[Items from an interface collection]
* * * * * * * * *

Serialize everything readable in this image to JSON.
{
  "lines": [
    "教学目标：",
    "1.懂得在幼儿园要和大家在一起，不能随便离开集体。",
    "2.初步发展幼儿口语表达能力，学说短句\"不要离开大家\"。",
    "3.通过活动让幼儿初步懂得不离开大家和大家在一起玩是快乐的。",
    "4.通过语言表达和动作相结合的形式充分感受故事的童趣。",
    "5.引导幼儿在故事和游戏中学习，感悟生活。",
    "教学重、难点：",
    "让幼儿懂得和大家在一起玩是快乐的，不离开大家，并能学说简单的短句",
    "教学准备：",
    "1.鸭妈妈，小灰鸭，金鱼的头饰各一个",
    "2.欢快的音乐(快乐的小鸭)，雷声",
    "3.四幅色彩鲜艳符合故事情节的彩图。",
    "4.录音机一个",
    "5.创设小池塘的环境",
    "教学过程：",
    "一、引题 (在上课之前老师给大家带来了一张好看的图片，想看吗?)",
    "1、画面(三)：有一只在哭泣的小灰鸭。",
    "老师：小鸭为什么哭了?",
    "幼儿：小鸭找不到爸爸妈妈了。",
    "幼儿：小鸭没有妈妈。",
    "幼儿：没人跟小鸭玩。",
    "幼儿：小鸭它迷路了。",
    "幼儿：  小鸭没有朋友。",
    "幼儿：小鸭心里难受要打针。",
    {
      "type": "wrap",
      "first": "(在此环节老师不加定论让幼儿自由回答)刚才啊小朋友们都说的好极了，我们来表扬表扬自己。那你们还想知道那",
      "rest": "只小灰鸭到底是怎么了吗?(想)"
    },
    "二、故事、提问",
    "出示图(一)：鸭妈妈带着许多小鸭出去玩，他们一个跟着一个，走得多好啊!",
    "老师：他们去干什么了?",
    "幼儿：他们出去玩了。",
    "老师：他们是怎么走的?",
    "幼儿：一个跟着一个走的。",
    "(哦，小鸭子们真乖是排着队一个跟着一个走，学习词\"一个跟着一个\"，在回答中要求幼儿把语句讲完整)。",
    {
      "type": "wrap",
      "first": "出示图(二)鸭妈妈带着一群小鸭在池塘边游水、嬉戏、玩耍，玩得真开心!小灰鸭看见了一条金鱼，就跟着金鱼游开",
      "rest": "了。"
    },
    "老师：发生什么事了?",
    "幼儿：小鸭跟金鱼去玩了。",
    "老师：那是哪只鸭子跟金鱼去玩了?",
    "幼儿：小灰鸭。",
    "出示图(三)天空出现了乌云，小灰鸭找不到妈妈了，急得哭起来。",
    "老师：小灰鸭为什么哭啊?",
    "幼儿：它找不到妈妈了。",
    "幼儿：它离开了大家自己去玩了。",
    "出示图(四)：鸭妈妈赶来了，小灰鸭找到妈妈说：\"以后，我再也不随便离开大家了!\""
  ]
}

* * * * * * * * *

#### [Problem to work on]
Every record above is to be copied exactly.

#### [Exercise answer]
Serialize everything readable in this image to JSON.
{
  "lines": [
    "教学目标：",
    "1.懂得在幼儿园要和大家在一起，不能随便离开集体。",
    "2.初步发展幼儿口语表达能力，学说短句\"不要离开大家\"。",
    "3.通过活动让幼儿初步懂得不离开大家和大家在一起玩是快乐的。",
    "4.通过语言表达和动作相结合的形式充分感受故事的童趣。",
    "5.引导幼儿在故事和游戏中学习，感悟生活。",
    "教学重、难点：",
    "让幼儿懂得和大家在一起玩是快乐的，不离开大家，并能学说简单的短句",
    "教学准备：",
    "1.鸭妈妈，小灰鸭，金鱼的头饰各一个",
    "2.欢快的音乐(快乐的小鸭)，雷声",
    "3.四幅色彩鲜艳符合故事情节的彩图。",
    "4.录音机一个",
    "5.创设小池塘的环境",
    "教学过程：",
    "一、引题 (在上课之前老师给大家带来了一张好看的图片，想看吗?)",
    "1、画面(三)：有一只在哭泣的小灰鸭。",
    "老师：小鸭为什么哭了?",
    "幼儿：小鸭找不到爸爸妈妈了。",
    "幼儿：小鸭没有妈妈。",
    "幼儿：没人跟小鸭玩。",
    "幼儿：小鸭它迷路了。",
    "幼儿：  小鸭没有朋友。",
    "幼儿：小鸭心里难受要打针。",
    {
      "type": "wrap",
      "first": "(在此环节老师不加定论让幼儿自由回答)刚才啊小朋友们都说的好极了，我们来表扬表扬自己。那你们还想知道那",
      "rest": "只小灰鸭到底是怎么了吗?(想)"
    },
    "二、故事、提问",
    "出示图(一)：鸭妈妈带着许多小鸭出去玩，他们一个跟着一个，走得多好啊!",
    "老师：他们去干什么了?",
    "幼儿：他们出去玩了。",
    "老师：他们是怎么走的?",
    "幼儿：一个跟着一个走的。",
    "(哦，小鸭子们真乖是排着队一个跟着一个走，学习词\"一个跟着一个\"，在回答中要求幼儿把语句讲完整)。",
    {
      "type": "wrap",
      "first": "出示图(二)鸭妈妈带着一群小鸭在池塘边游水、嬉戏、玩耍，玩得真开心!小灰鸭看见了一条金鱼，就跟着金鱼游开",
      "rest": "了。"
    },
    "老师：发生什么事了?",
    "幼儿：小鸭跟金鱼去玩了。",
    "老师：那是哪只鸭子跟金鱼去玩了?",
    "幼儿：小灰鸭。",
    "出示图(三)天空出现了乌云，小灰鸭找不到妈妈了，急得哭起来。",
    "老师：小灰鸭为什么哭啊?",
    "幼儿：它找不到妈妈了。",
    "幼儿：它离开了大家自己去玩了。",
    "出示图(四)：鸭妈妈赶来了，小灰鸭找到妈妈说：\"以后，我再也不随便离开大家了!\""
  ]
}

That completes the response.